[SUPPLIED ENTRIES]
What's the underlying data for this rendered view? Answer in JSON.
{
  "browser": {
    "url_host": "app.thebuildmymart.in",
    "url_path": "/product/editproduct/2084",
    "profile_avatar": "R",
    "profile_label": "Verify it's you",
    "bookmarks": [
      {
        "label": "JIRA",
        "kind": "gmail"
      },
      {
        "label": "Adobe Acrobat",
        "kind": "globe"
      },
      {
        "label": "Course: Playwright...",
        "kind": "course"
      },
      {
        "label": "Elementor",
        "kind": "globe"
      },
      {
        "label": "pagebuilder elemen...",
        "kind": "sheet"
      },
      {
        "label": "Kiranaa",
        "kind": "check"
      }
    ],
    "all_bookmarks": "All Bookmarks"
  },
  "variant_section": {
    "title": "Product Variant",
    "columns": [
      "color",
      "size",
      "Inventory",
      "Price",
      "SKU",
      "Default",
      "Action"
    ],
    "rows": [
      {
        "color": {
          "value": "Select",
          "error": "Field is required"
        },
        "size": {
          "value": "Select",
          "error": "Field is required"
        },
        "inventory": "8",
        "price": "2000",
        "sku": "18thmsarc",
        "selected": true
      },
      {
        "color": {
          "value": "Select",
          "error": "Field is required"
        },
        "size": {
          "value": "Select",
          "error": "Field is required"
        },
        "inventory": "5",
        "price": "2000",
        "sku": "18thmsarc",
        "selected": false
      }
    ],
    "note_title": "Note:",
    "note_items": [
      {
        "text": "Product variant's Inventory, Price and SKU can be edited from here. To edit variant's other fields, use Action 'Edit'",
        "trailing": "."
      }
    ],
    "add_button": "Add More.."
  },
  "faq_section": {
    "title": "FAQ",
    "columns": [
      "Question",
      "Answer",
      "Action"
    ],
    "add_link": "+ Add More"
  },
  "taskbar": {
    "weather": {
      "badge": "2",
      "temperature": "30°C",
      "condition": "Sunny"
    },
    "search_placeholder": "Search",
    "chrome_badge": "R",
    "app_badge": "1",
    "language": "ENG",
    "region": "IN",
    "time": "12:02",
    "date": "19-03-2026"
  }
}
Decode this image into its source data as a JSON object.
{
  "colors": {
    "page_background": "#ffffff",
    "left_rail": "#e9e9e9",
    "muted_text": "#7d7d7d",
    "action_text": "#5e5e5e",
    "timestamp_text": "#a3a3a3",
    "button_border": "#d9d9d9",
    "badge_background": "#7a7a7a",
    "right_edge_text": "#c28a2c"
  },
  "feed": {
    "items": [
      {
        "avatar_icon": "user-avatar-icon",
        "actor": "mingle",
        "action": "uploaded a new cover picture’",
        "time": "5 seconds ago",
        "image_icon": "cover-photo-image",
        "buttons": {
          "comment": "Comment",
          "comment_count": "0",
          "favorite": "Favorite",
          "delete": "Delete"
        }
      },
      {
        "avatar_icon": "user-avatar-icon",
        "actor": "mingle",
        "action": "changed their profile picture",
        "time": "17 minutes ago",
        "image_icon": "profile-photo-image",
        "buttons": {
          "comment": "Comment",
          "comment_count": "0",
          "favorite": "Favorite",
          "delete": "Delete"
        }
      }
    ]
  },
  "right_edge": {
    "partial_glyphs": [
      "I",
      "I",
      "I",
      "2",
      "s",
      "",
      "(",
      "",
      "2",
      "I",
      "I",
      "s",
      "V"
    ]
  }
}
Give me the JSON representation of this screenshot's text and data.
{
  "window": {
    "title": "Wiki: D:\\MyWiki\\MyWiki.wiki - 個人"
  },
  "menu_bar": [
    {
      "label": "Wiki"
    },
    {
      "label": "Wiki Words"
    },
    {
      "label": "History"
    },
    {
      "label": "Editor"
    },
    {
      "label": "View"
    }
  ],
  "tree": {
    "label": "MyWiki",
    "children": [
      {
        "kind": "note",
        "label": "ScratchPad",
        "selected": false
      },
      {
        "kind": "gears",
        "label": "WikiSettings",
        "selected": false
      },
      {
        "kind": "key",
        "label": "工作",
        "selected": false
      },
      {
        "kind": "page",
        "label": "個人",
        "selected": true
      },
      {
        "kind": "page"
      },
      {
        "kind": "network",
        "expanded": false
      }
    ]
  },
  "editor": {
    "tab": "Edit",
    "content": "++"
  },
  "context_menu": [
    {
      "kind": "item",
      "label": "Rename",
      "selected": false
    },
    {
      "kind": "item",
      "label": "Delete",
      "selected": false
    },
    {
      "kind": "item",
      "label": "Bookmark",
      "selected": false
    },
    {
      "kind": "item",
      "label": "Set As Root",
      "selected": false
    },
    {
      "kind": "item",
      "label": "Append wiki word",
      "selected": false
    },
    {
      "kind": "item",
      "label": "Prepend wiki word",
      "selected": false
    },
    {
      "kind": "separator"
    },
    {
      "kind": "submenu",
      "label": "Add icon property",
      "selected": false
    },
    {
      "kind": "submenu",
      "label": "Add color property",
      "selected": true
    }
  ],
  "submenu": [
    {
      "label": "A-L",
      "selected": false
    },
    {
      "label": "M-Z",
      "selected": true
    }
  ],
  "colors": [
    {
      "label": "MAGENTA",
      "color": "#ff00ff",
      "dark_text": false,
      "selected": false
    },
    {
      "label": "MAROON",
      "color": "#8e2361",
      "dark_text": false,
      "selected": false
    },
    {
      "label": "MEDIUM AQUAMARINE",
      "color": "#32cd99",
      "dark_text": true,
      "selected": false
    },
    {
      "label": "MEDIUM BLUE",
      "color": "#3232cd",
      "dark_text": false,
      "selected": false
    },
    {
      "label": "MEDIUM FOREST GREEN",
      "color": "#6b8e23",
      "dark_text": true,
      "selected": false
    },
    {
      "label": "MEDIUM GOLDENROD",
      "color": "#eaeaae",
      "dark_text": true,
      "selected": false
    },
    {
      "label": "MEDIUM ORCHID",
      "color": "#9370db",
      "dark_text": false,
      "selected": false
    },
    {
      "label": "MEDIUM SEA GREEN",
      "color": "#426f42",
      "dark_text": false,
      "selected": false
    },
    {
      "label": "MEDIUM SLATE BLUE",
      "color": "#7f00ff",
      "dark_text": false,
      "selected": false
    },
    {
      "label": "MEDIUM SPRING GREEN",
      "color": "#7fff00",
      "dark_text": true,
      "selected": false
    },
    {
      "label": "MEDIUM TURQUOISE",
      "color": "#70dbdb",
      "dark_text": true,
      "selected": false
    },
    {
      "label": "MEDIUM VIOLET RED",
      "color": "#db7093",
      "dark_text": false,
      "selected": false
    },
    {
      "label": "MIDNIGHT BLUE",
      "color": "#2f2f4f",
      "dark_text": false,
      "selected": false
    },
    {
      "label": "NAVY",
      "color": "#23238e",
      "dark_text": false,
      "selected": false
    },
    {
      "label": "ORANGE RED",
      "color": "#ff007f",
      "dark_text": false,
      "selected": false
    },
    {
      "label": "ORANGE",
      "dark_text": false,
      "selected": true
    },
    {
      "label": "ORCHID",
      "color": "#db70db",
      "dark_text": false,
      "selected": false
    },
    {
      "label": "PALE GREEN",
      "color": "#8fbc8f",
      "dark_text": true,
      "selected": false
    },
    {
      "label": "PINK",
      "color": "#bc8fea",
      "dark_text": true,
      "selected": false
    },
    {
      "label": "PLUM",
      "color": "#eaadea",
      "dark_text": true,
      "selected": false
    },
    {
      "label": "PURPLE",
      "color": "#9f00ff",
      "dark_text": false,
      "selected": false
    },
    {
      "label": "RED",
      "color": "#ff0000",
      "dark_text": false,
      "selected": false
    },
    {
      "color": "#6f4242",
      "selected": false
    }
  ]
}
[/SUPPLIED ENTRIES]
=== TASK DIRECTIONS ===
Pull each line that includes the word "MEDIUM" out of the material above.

=== ANSWER BOX ===
      "label": "MEDIUM AQUAMARINE",
      "label": "MEDIUM BLUE",
      "label": "MEDIUM FOREST GREEN",
      "label": "MEDIUM GOLDENROD",
      "label": "MEDIUM ORCHID",
      "label": "MEDIUM SEA GREEN",
      "label": "MEDIUM SLATE BLUE",
      "label": "MEDIUM SPRING GREEN",
      "label": "MEDIUM TURQUOISE",
      "label": "MEDIUM VIOLET RED",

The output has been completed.